## [About this task]
If a line below contains the string "name", return that line.

## [Dataset]

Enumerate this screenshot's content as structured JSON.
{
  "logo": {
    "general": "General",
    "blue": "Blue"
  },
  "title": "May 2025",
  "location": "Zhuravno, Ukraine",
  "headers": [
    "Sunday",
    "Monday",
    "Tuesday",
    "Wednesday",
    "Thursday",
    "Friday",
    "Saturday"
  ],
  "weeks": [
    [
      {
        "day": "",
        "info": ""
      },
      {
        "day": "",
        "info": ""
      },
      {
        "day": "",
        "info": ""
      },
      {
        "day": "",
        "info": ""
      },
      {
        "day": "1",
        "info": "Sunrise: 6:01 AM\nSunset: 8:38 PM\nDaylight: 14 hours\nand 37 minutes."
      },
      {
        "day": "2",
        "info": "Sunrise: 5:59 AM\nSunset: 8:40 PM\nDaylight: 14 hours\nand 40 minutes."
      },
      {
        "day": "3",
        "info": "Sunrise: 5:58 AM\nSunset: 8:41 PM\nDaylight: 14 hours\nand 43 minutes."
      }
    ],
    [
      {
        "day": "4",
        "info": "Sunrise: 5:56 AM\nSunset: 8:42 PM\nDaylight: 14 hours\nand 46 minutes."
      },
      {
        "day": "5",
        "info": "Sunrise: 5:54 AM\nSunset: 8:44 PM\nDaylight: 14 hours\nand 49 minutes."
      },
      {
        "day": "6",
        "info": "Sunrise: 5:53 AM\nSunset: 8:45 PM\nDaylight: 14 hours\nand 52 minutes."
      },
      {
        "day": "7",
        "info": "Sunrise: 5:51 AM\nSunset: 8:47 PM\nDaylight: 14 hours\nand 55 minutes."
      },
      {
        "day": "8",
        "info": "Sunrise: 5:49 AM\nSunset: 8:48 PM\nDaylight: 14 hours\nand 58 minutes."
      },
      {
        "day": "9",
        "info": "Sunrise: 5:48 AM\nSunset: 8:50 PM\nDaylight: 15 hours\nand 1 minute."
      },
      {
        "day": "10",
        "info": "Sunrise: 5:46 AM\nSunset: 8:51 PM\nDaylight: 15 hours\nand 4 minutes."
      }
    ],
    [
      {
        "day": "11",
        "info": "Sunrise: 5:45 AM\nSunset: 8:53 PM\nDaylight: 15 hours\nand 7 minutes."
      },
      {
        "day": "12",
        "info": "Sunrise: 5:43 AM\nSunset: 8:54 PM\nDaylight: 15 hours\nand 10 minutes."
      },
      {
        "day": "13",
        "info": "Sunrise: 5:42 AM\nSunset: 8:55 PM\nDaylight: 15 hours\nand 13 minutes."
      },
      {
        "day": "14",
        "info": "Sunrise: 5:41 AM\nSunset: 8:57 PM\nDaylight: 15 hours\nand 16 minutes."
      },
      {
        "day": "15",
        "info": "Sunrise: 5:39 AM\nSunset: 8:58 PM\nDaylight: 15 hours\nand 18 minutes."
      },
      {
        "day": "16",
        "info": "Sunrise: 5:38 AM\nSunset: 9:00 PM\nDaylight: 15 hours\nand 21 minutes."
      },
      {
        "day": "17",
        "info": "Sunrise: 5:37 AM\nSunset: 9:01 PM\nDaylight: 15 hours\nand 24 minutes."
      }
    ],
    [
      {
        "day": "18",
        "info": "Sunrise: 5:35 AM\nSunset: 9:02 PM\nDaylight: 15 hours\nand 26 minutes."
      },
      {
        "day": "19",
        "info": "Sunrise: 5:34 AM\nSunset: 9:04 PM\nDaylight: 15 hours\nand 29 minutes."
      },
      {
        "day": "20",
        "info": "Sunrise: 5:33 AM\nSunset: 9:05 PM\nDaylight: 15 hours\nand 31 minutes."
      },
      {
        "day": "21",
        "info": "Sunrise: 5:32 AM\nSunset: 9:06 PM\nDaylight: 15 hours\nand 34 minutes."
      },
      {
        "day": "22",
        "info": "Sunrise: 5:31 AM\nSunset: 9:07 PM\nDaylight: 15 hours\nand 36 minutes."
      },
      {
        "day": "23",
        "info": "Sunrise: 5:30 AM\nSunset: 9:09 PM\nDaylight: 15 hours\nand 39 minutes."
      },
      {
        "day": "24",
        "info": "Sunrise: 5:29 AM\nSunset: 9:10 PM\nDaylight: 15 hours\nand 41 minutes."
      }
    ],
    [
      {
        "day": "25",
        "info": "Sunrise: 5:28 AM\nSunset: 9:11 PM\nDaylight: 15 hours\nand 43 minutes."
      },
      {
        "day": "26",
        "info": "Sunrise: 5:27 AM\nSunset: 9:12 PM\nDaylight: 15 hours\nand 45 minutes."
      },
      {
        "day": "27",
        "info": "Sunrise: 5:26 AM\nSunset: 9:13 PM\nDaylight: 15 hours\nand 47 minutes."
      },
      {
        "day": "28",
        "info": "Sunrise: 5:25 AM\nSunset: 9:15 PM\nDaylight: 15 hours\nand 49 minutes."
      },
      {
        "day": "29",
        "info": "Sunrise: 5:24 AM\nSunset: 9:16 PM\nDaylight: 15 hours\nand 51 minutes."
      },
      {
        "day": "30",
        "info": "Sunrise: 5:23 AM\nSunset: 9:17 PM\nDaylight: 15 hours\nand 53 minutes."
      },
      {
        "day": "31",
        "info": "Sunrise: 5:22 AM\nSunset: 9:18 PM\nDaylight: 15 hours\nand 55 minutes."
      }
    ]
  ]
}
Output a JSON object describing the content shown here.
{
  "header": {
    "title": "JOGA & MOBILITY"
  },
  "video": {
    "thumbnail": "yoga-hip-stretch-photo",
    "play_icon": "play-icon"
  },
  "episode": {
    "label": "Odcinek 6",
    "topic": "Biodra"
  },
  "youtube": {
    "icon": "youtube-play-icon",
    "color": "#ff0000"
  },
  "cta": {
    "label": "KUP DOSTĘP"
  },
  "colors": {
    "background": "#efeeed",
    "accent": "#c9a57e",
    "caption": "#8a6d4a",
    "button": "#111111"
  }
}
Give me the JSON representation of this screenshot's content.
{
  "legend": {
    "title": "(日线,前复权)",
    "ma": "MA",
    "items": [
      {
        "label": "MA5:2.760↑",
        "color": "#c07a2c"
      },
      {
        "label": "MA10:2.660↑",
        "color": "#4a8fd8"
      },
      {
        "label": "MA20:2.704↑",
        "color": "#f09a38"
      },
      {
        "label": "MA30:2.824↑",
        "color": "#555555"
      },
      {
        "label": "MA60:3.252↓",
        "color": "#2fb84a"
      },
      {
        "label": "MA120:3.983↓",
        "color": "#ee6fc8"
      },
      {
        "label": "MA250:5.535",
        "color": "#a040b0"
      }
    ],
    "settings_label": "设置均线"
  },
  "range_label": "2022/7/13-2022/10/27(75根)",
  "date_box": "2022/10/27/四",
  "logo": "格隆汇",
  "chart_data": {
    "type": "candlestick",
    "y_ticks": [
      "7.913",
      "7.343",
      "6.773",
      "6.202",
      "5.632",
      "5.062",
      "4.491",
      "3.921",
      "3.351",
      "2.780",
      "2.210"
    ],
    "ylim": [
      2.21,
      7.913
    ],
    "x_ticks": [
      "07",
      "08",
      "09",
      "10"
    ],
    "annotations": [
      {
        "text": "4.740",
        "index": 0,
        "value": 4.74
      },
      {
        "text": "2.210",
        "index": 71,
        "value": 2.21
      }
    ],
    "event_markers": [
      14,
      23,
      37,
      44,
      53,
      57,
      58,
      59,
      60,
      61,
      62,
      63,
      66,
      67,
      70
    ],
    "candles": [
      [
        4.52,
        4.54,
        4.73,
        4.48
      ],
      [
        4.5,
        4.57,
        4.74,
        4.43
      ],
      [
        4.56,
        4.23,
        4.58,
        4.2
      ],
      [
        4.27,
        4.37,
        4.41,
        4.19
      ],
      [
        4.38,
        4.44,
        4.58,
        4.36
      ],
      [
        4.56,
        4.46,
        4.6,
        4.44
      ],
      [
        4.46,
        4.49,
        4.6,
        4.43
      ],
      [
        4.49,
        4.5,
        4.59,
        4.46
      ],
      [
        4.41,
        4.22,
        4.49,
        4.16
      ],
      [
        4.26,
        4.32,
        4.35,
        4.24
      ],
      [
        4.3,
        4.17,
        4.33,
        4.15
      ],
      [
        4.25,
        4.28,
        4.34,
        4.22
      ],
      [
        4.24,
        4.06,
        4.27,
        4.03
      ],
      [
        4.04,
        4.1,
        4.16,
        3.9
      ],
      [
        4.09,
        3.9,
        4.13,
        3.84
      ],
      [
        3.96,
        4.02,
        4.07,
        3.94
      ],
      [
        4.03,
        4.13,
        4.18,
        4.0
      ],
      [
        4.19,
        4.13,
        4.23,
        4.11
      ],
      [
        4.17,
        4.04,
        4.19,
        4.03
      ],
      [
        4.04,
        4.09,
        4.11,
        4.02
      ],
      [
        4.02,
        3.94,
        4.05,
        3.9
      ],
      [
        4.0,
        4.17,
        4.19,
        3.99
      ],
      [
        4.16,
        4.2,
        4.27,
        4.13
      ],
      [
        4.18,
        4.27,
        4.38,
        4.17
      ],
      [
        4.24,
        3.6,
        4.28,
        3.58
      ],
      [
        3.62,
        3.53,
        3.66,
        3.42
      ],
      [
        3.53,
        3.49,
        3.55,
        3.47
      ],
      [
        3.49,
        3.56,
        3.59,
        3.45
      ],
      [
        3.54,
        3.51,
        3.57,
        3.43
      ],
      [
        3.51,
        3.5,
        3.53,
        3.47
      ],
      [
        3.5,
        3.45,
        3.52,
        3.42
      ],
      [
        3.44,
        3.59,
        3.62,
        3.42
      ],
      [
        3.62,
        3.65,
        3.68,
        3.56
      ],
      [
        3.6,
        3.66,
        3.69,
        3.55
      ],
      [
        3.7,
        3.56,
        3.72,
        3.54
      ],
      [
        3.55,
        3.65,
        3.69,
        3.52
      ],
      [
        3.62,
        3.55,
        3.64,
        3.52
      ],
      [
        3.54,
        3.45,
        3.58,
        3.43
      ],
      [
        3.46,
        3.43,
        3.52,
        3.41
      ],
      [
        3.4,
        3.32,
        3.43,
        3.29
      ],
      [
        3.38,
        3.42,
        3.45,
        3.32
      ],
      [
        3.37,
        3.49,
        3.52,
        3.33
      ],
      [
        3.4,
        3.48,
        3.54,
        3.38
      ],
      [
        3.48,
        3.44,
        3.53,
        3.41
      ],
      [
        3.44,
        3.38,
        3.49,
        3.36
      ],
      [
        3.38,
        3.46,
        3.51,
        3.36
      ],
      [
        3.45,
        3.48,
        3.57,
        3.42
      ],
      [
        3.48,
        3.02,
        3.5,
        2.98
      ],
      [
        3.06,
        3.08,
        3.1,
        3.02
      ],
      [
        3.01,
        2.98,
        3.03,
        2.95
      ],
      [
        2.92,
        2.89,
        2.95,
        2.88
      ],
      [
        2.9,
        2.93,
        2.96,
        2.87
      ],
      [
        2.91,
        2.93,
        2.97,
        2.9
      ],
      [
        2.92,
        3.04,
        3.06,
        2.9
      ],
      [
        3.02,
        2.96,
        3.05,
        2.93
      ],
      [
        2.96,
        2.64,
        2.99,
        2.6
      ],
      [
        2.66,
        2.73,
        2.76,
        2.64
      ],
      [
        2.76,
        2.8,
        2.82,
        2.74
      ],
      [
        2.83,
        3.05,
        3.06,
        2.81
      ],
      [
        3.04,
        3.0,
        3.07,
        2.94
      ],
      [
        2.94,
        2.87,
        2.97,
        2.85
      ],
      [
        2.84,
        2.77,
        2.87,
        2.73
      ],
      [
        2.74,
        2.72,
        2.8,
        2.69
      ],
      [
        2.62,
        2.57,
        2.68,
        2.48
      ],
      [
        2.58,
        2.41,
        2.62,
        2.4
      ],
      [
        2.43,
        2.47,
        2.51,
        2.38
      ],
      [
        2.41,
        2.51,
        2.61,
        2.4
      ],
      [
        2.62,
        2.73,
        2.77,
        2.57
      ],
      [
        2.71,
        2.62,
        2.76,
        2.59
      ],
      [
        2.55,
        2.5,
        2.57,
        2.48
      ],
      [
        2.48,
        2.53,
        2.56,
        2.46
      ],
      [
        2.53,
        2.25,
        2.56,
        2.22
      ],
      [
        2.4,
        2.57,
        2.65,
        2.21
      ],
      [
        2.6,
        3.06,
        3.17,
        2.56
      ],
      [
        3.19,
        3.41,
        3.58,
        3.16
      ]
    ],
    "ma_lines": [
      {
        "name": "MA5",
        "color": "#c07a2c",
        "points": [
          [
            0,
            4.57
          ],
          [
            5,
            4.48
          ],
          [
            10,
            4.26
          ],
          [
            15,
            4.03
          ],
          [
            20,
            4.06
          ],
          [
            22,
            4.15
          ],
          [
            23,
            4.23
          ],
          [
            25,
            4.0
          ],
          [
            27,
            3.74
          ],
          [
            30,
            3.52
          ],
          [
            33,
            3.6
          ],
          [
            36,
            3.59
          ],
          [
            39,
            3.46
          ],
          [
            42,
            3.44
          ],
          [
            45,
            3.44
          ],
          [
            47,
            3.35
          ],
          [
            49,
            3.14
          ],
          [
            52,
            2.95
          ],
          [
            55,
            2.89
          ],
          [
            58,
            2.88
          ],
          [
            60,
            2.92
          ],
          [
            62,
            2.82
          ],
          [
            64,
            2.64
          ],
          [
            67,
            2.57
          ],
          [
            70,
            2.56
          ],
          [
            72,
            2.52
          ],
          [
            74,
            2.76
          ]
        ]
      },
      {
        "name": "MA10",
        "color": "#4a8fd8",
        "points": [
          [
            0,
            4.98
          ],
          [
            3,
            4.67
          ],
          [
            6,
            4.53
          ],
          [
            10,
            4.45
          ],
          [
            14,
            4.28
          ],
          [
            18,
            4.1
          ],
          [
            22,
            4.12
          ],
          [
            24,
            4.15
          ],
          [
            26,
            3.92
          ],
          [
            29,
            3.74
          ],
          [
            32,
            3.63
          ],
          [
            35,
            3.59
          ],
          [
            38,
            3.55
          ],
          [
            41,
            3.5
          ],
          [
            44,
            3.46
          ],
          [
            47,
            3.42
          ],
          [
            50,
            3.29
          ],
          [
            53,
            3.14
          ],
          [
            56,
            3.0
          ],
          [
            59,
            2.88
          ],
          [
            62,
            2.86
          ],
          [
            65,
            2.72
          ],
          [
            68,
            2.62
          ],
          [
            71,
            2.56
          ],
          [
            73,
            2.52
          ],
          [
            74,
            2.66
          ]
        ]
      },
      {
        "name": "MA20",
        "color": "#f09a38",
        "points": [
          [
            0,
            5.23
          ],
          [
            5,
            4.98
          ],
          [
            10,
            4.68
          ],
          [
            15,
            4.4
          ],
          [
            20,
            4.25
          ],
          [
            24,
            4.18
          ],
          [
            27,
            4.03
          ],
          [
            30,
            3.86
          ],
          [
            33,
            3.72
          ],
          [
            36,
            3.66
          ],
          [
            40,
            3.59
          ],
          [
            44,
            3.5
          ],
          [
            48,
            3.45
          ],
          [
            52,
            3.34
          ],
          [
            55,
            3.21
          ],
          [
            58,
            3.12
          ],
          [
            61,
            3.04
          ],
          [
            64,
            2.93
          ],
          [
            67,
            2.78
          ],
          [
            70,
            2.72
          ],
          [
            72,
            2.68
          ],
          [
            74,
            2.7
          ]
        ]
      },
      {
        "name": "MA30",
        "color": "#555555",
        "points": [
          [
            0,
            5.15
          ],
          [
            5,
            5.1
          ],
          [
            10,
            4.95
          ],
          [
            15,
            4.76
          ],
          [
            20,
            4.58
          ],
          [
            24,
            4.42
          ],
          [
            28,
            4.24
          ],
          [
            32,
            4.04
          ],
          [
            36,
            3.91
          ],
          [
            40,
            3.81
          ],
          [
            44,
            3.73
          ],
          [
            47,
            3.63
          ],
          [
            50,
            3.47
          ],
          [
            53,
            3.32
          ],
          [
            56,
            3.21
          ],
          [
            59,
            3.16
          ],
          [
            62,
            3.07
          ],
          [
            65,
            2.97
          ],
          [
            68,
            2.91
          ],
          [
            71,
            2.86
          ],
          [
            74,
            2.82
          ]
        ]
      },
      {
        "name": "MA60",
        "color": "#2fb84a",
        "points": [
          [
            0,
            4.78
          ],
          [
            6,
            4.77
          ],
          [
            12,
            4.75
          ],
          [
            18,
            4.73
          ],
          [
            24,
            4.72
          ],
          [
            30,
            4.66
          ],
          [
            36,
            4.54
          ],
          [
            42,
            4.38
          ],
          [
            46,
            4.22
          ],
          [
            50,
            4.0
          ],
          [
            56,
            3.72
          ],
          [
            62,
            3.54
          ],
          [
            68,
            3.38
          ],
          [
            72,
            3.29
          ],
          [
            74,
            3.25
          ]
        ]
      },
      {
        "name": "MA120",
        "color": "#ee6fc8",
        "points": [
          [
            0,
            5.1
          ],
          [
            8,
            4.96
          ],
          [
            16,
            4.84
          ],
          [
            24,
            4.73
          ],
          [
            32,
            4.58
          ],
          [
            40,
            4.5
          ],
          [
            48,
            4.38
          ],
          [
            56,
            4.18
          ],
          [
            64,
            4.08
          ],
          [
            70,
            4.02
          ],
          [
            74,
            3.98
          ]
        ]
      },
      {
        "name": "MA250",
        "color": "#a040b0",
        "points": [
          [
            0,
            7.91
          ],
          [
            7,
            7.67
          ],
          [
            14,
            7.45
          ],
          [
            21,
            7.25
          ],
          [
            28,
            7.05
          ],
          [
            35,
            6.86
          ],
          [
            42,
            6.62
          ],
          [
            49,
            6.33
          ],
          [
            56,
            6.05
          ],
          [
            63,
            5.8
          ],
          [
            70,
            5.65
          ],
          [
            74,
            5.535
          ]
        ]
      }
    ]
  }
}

## [Written solution]
        "name": "MA5",
        "name": "MA10",
        "name": "MA20",
        "name": "MA30",
        "name": "MA60",
        "name": "MA120",
        "name": "MA250",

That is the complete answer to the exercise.